→ **YOUR OBJECTIVE**
Each line below must be reproduced exactly.

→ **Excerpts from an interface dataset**
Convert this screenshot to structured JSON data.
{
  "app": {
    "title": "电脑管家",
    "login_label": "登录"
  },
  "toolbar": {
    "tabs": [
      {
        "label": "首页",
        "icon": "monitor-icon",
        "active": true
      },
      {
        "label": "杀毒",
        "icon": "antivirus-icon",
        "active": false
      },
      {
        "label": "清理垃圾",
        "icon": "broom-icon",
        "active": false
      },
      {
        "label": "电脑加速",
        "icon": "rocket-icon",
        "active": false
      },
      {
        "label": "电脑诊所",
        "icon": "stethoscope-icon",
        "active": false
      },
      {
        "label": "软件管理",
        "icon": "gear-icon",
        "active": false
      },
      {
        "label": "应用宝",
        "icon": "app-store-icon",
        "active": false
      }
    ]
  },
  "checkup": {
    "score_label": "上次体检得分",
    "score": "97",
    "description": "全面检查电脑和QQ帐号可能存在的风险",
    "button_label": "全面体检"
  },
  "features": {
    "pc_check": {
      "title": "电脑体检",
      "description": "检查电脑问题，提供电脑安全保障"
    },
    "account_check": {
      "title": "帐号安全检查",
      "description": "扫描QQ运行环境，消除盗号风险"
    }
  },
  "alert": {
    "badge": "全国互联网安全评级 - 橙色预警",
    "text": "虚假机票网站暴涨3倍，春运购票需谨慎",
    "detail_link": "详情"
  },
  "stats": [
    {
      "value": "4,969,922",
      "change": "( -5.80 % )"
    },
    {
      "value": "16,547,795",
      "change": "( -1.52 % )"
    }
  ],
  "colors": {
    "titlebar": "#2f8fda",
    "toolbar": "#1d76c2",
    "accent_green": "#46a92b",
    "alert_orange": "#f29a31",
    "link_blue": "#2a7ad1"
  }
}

→ **RESULT OF THE EXERCISE**
Convert this screenshot to structured JSON data.
{
  "app": {
    "title": "电脑管家",
    "login_label": "登录"
  },
  "toolbar": {
    "tabs": [
      {
        "label": "首页",
        "icon": "monitor-icon",
        "active": true
      },
      {
        "label": "杀毒",
        "icon": "antivirus-icon",
        "active": false
      },
      {
        "label": "清理垃圾",
        "icon": "broom-icon",
        "active": false
      },
      {
        "label": "电脑加速",
        "icon": "rocket-icon",
        "active": false
      },
      {
        "label": "电脑诊所",
        "icon": "stethoscope-icon",
        "active": false
      },
      {
        "label": "软件管理",
        "icon": "gear-icon",
        "active": false
      },
      {
        "label": "应用宝",
        "icon": "app-store-icon",
        "active": false
      }
    ]
  },
  "checkup": {
    "score_label": "上次体检得分",
    "score": "97",
    "description": "全面检查电脑和QQ帐号可能存在的风险",
    "button_label": "全面体检"
  },
  "features": {
    "pc_check": {
      "title": "电脑体检",
      "description": "检查电脑问题，提供电脑安全保障"
    },
    "account_check": {
      "title": "帐号安全检查",
      "description": "扫描QQ运行环境，消除盗号风险"
    }
  },
  "alert": {
    "badge": "全国互联网安全评级 - 橙色预警",
    "text": "虚假机票网站暴涨3倍，春运购票需谨慎",
    "detail_link": "详情"
  },
  "stats": [
    {
      "value": "4,969,922",
      "change": "( -5.80 % )"
    },
    {
      "value": "16,547,795",
      "change": "( -1.52 % )"
    }
  ],
  "colors": {
    "titlebar": "#2f8fda",
    "toolbar": "#1d76c2",
    "accent_green": "#46a92b",
    "alert_orange": "#f29a31",
    "link_blue": "#2a7ad1"
  }
}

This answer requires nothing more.